Cardiac Science Powerheart AEDs are deployed throughout Pittsburgh area as part of St. Margaret’s Hospital program called PULSE. Seventeen saves have been made with Cardiac Science AEDs since 2007.
Cardiac Science AED Program Management customers
Among customers who choose Cardiac Science’s AED Program Management services to help them manage their AED programs, six reported deployments allowed patients to be admitted to the hospital in stable condition.
Recent and Pending AED Legislation
Connecticut Senate Bill 981 was inspired by the 2007 sudden cardiac death of 15-year-old Larry Pontbriant after he collapsed during an annual race. The Connecticut AED in Schools legislation mandates at least one automated external defibrillator (AED) and at least one trained AED responder, provided that the school has money in the budget.
Oregon Senate Bill 556 mandates AEDs for businesses with facilities of 50,000 square feet or more that have more than 25 visitors per day.
California is now considering a bill to exempt from liability any organization that makes an AED available to the public.
All 50 states have “Good Samaritan” laws that encourage AED use by protecting laypersons that use a defibrillator to respond to a medical emergency.
Cardiac Science is dedicated to making every community a heart-safe one. We promote AED awareness and publicly accessible defibrillation.

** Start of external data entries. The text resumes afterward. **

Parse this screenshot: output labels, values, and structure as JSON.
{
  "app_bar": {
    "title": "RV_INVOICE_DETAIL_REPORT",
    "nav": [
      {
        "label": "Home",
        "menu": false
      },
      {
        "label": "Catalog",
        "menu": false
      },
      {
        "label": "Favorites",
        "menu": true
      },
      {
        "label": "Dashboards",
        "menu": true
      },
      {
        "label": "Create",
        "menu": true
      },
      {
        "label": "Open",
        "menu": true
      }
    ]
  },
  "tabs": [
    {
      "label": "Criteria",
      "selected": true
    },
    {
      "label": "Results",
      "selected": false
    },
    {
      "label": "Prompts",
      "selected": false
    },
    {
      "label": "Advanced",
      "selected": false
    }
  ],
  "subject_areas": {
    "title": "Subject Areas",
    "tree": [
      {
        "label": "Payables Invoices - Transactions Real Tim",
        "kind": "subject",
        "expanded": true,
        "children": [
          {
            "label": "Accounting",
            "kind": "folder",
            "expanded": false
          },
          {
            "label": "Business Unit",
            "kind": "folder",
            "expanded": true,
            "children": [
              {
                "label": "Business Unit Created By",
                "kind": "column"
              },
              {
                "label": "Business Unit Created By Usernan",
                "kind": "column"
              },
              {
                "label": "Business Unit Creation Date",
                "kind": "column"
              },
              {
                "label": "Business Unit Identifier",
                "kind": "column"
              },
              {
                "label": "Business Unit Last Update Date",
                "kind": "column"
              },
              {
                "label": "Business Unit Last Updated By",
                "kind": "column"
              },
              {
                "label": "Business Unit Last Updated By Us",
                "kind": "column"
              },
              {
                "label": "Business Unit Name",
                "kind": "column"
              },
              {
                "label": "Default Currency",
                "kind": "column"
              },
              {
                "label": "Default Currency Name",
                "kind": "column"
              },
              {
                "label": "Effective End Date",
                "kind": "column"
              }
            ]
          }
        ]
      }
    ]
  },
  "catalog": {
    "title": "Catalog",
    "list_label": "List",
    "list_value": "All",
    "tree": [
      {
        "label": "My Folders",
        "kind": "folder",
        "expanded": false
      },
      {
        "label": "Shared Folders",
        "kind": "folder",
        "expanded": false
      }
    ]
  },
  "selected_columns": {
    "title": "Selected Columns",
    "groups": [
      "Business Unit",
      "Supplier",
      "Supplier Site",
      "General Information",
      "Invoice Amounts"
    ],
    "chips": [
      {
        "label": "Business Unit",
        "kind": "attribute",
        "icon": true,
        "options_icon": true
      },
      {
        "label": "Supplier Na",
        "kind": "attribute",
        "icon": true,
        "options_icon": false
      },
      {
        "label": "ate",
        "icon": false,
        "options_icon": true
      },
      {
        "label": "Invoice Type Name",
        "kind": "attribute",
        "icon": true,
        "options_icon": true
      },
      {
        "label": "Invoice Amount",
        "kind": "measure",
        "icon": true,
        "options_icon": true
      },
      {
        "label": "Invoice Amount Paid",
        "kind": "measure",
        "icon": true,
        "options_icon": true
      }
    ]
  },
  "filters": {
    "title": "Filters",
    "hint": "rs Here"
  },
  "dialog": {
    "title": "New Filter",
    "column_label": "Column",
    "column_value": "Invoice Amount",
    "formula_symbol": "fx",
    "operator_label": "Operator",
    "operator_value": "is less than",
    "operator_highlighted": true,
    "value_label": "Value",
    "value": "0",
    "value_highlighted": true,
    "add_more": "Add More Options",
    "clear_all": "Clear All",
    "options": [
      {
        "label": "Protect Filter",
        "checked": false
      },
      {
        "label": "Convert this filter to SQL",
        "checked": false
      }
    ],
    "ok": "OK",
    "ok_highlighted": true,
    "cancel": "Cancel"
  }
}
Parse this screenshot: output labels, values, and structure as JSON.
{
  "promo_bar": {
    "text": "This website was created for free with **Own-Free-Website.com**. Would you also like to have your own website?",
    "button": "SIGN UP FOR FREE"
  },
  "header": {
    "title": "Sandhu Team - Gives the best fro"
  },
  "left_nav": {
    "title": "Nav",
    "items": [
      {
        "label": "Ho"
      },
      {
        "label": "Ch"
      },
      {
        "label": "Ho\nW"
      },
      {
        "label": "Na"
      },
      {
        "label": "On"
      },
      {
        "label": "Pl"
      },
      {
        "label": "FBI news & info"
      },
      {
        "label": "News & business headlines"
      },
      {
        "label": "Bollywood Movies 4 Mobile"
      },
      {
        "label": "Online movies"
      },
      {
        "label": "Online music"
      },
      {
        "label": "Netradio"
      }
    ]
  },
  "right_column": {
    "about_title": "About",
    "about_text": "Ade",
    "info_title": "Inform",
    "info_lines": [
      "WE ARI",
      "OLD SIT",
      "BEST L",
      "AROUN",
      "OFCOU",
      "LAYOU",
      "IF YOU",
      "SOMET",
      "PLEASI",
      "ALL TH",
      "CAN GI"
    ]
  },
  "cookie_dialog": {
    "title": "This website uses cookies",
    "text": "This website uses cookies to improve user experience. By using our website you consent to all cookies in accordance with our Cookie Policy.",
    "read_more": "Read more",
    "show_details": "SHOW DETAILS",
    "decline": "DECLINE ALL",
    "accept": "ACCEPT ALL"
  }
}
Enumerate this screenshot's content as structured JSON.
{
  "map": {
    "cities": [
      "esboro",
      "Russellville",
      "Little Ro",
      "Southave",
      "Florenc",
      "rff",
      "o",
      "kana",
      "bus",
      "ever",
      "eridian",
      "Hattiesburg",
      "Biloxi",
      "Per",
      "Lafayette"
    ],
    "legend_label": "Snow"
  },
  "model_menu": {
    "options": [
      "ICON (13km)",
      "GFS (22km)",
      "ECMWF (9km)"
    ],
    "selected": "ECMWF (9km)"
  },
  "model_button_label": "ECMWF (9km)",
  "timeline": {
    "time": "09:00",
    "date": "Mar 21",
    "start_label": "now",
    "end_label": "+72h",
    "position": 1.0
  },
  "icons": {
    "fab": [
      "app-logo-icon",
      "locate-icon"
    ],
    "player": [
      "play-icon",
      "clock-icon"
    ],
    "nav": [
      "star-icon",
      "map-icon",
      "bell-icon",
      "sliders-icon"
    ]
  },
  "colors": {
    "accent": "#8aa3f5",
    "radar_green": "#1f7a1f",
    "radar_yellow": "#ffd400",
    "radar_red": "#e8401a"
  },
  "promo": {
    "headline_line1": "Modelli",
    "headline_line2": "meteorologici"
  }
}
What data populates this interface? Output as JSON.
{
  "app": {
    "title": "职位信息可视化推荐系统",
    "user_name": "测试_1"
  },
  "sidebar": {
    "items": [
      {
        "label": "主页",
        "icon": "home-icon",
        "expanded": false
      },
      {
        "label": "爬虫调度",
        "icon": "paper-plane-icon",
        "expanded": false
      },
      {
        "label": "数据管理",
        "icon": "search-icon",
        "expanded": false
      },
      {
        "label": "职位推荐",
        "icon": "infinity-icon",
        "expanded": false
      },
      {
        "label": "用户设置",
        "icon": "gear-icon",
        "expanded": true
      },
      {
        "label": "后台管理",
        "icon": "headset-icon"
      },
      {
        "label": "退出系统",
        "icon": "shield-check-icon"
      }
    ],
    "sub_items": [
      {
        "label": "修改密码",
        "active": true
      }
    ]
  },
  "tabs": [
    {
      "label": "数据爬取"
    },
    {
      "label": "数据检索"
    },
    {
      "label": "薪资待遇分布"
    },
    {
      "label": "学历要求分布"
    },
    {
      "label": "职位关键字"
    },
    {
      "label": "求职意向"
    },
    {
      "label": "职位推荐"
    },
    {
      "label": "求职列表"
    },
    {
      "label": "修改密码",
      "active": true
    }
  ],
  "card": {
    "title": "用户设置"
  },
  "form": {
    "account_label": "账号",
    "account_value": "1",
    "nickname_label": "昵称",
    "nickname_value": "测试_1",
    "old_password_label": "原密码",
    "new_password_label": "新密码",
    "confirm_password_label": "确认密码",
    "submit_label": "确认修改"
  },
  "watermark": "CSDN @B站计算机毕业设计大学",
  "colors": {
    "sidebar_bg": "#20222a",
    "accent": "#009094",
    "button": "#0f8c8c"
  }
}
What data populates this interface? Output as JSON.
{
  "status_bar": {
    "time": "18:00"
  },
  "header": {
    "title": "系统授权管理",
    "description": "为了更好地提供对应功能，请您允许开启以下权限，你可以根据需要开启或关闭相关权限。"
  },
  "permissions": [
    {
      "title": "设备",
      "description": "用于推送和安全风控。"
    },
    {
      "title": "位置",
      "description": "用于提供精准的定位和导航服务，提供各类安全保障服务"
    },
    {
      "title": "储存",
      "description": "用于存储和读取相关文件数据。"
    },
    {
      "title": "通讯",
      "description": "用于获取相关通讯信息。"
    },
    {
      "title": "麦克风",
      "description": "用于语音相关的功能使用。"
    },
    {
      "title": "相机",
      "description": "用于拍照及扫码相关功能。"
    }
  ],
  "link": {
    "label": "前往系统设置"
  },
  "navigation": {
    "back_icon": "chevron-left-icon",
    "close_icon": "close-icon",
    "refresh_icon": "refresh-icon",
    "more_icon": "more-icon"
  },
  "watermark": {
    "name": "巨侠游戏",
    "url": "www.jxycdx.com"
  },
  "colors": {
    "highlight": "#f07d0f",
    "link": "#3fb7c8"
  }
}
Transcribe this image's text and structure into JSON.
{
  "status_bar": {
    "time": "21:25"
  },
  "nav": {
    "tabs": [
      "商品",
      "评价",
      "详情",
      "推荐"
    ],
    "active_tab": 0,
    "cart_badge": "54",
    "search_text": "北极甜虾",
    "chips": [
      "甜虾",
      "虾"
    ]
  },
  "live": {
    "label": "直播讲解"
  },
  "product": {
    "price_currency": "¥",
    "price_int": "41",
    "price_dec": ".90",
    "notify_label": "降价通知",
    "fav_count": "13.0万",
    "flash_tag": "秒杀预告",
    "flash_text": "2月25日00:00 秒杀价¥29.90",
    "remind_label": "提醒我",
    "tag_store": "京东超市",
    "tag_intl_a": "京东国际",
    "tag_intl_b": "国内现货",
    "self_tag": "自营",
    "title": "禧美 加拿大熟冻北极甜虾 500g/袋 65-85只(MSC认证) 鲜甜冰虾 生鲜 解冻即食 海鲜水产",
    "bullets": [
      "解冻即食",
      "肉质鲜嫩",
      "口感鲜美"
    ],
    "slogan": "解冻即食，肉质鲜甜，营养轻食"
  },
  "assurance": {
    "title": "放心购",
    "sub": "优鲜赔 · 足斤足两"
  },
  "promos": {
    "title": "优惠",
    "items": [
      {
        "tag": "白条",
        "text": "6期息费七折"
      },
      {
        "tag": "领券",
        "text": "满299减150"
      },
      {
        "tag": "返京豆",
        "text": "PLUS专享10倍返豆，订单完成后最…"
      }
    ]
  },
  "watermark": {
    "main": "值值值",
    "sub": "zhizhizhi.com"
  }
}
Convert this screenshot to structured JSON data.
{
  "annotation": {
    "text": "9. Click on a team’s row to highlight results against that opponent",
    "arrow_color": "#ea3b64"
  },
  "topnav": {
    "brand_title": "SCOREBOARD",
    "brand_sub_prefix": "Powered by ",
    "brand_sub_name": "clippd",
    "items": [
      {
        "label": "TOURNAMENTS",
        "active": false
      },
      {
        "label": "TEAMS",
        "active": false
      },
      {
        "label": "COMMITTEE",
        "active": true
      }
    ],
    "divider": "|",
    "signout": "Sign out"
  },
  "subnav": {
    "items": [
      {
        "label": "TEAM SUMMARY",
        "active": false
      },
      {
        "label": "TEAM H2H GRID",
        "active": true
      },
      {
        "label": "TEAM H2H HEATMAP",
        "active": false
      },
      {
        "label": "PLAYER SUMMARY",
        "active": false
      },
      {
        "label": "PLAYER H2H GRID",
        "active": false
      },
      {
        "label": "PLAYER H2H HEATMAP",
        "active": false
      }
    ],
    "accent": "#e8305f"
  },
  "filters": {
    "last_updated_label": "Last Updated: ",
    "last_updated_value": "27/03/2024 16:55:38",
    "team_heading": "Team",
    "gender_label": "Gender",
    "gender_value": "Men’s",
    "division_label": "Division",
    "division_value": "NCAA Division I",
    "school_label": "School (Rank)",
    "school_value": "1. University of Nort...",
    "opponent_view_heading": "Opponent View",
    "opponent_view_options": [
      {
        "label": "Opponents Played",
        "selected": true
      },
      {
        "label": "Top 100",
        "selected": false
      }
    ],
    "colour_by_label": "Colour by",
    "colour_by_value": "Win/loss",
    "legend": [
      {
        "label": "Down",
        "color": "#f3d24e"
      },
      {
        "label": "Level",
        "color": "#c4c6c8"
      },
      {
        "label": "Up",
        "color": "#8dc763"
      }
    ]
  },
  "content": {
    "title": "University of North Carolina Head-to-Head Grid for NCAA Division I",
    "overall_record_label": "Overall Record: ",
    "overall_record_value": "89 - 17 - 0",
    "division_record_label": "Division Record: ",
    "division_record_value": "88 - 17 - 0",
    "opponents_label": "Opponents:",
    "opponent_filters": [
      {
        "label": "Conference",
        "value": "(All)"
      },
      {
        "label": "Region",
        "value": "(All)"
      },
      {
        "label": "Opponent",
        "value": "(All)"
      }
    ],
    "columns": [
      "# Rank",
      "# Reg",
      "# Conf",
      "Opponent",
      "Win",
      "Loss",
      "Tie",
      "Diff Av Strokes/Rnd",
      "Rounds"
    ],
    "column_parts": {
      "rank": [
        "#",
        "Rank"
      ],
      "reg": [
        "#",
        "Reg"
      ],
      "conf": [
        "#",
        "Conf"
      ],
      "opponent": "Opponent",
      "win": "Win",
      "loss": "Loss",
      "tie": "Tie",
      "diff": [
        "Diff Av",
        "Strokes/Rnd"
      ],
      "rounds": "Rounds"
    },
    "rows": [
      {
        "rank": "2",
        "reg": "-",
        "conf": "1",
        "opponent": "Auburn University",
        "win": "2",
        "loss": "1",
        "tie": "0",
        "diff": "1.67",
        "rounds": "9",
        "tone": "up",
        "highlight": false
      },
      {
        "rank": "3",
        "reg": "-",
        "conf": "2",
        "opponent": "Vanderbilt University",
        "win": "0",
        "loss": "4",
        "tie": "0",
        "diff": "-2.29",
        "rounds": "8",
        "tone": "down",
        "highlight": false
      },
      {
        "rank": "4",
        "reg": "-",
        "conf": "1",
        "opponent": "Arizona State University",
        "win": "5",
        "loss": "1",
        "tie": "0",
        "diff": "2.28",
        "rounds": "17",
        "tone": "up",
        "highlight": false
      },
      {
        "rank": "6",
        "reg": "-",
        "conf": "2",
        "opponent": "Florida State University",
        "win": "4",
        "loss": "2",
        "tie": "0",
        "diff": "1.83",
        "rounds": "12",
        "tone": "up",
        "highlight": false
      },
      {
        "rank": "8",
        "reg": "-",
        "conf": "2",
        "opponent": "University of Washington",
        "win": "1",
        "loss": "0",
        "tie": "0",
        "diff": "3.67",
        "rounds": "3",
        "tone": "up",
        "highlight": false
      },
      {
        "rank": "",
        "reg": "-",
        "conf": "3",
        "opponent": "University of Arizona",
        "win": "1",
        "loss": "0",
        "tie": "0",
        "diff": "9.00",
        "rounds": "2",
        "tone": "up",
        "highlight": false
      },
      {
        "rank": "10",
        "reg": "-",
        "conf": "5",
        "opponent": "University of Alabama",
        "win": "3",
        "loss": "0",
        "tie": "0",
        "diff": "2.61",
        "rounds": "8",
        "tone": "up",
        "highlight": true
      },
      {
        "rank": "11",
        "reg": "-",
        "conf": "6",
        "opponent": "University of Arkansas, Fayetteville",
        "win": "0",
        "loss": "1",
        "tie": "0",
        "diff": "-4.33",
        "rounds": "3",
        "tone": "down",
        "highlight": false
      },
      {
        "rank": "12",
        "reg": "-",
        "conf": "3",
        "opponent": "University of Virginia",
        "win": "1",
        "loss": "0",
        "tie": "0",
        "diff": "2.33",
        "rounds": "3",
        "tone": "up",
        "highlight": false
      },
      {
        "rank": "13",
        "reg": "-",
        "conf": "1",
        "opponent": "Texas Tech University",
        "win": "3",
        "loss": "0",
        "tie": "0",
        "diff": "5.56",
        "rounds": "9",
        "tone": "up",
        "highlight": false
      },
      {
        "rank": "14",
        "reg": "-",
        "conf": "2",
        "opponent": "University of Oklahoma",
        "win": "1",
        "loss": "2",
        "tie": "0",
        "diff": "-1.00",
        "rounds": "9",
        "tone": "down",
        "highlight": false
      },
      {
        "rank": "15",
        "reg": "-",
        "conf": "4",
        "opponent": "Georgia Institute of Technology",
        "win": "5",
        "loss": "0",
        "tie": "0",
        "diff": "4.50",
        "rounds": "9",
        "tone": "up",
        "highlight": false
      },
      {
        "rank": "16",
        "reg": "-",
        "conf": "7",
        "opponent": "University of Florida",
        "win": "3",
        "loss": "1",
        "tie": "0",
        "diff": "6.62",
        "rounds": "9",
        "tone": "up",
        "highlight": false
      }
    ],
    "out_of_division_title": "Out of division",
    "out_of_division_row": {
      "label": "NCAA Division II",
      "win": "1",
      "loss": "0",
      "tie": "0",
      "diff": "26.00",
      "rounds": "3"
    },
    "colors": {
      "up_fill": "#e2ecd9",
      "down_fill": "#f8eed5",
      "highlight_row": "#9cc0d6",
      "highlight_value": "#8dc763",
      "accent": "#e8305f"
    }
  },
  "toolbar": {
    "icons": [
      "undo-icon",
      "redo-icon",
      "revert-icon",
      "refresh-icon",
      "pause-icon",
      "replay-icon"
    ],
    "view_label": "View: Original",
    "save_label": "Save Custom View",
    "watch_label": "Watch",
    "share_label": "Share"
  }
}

AED Training is included in our CPR, BLS, and ACLS classes.
Our classes are conducted in Orange Park, and Jacksonville FL
Info from Cardiac Science